Before she died, Rose gave me permission to say the Mourner’s Kaddish for her. I asked because her surviving son is not observant, so we both knew he would be unlikely to say it, other than perhaps at her funeral. Someone ought to say it for her, so I offered to take on the responsibility. Tonight, Shabbat evening, is the first time I have been in a minyan since her death.

When the rabbi asks those who are in the first seven or thirty days of mourning to rise and say the name of the person they’re saying Kaddish for, I feel hesitant. I am not related to Rose; I don’t want to appear to be fishing for sympathy I have not earned. I’m not convinced it is my place to do this thing I promised to do.

I rise, I say Rose’s name, and I stew in my doubts while the names of those recently dead and those who have died at this time in years past are recited. I wonder whether I will be able to say the words, or if the jumble of my thoughts will cause me to falter.

When the time comes, I start to speak, and something completely unexpected happens. As each word forms in my mouth, it transforms into something solid. Not something sharp, with hard edges to chafe and cut; but something soft and rounded, like a rosebud.

As each word solidifies, as its leading edge reaches my lips, it feels as if it is being snatched away and borne swiftly upward, away from me. I don’t know what is happening, but as each word is formed and flies upward, I realize it is being pulled out of my mouth by a force over which I have no control. I have no choice but to continue until the end of the prayer. It appears I was mistaken; saying Kaddish for Rose is not voluntary.

Later, I imagine the words were being pulled out of my mouth and carried upward by angels.

In my mind’s eye, God is surrounded by the dead as the angels fly in from all directions, depositing the words of the Mourner’s Kaddish in neat little piles at their feet.

Some of the words bear the mark of close family, some of friends. Some come from the lips of cantors or rabbis or other prayer leaders who speak for those who have nobody else to pray for them.
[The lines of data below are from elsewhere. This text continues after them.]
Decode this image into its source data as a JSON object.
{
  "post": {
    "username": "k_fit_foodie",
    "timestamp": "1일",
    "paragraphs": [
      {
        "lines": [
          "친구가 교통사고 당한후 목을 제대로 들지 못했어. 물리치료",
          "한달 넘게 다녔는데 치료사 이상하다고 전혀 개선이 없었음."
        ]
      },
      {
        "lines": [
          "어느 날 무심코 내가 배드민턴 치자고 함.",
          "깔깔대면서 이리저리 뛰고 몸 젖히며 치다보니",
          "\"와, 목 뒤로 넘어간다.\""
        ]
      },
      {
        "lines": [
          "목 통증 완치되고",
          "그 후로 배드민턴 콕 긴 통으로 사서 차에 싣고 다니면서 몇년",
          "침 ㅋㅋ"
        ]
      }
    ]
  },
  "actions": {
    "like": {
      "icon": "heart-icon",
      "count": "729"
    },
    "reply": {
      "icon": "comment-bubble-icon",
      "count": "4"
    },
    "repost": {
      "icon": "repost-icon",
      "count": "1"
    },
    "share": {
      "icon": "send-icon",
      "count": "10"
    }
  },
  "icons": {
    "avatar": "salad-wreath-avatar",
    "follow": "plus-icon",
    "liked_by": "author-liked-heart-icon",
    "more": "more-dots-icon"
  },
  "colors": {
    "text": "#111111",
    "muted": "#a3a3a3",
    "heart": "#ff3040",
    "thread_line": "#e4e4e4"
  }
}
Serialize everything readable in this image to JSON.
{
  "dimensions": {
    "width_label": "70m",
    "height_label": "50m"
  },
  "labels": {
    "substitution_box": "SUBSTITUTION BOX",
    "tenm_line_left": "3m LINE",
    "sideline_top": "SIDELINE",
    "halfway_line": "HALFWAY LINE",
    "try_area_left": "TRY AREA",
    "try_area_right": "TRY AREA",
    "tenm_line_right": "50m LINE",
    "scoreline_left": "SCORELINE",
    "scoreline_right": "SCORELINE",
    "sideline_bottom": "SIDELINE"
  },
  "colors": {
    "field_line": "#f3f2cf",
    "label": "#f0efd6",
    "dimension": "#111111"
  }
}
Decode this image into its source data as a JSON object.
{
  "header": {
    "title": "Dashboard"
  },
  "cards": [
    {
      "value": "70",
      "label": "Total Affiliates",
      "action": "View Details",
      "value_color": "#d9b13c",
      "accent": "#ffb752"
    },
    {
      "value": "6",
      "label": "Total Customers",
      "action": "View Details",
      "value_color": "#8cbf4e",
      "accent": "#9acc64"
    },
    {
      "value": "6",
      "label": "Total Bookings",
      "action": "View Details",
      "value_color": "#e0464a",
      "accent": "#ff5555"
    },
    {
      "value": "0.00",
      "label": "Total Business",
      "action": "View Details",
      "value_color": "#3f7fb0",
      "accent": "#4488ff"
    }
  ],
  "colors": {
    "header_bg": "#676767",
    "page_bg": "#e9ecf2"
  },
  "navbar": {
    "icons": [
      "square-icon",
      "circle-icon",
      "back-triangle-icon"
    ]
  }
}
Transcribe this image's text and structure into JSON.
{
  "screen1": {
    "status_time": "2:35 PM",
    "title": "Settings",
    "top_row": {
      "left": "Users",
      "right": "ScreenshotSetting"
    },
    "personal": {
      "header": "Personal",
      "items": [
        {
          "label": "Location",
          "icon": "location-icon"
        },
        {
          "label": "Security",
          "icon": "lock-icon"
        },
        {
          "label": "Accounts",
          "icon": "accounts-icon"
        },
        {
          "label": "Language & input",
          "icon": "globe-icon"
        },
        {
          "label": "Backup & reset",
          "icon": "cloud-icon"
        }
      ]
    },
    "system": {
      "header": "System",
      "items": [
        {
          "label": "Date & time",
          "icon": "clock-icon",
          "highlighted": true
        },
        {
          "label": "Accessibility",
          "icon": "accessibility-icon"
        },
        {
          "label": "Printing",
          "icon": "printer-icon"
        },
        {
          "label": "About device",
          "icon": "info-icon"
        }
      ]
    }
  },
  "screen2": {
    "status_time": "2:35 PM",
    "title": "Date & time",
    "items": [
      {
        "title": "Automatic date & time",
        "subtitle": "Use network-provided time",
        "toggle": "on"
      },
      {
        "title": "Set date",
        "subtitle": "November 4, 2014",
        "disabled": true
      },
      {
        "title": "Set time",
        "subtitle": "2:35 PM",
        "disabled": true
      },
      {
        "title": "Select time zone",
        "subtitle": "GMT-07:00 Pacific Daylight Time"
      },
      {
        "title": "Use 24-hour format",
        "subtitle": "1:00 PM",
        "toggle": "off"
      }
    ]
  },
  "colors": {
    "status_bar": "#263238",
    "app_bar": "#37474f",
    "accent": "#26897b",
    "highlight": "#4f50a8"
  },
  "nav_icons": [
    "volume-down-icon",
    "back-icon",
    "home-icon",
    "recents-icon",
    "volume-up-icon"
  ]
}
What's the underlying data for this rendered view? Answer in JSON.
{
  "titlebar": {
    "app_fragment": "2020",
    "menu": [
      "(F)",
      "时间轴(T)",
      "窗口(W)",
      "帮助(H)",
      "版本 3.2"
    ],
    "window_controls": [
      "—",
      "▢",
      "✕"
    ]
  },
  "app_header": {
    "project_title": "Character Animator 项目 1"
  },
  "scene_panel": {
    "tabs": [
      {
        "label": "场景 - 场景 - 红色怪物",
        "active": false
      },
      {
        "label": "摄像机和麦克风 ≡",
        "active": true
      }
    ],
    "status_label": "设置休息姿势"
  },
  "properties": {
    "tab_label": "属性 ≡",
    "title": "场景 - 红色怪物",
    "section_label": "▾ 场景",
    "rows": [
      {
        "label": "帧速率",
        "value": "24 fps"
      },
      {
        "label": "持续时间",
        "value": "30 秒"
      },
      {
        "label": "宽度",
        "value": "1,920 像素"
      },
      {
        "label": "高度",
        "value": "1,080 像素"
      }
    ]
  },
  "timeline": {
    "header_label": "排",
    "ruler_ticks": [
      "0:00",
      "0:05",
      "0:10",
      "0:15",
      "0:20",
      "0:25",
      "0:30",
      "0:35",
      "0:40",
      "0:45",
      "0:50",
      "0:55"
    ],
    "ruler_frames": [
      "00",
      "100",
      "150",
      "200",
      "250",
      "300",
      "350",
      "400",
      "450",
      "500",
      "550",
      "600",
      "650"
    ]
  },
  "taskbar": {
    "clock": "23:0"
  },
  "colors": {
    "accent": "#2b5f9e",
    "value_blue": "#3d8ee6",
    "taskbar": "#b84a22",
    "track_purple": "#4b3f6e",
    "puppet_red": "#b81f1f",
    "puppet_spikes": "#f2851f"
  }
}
As the last word arrives, to be laid reverently on the last stack, Shabbat arrives in heaven, and it is time for God and the angels and the dead to rest.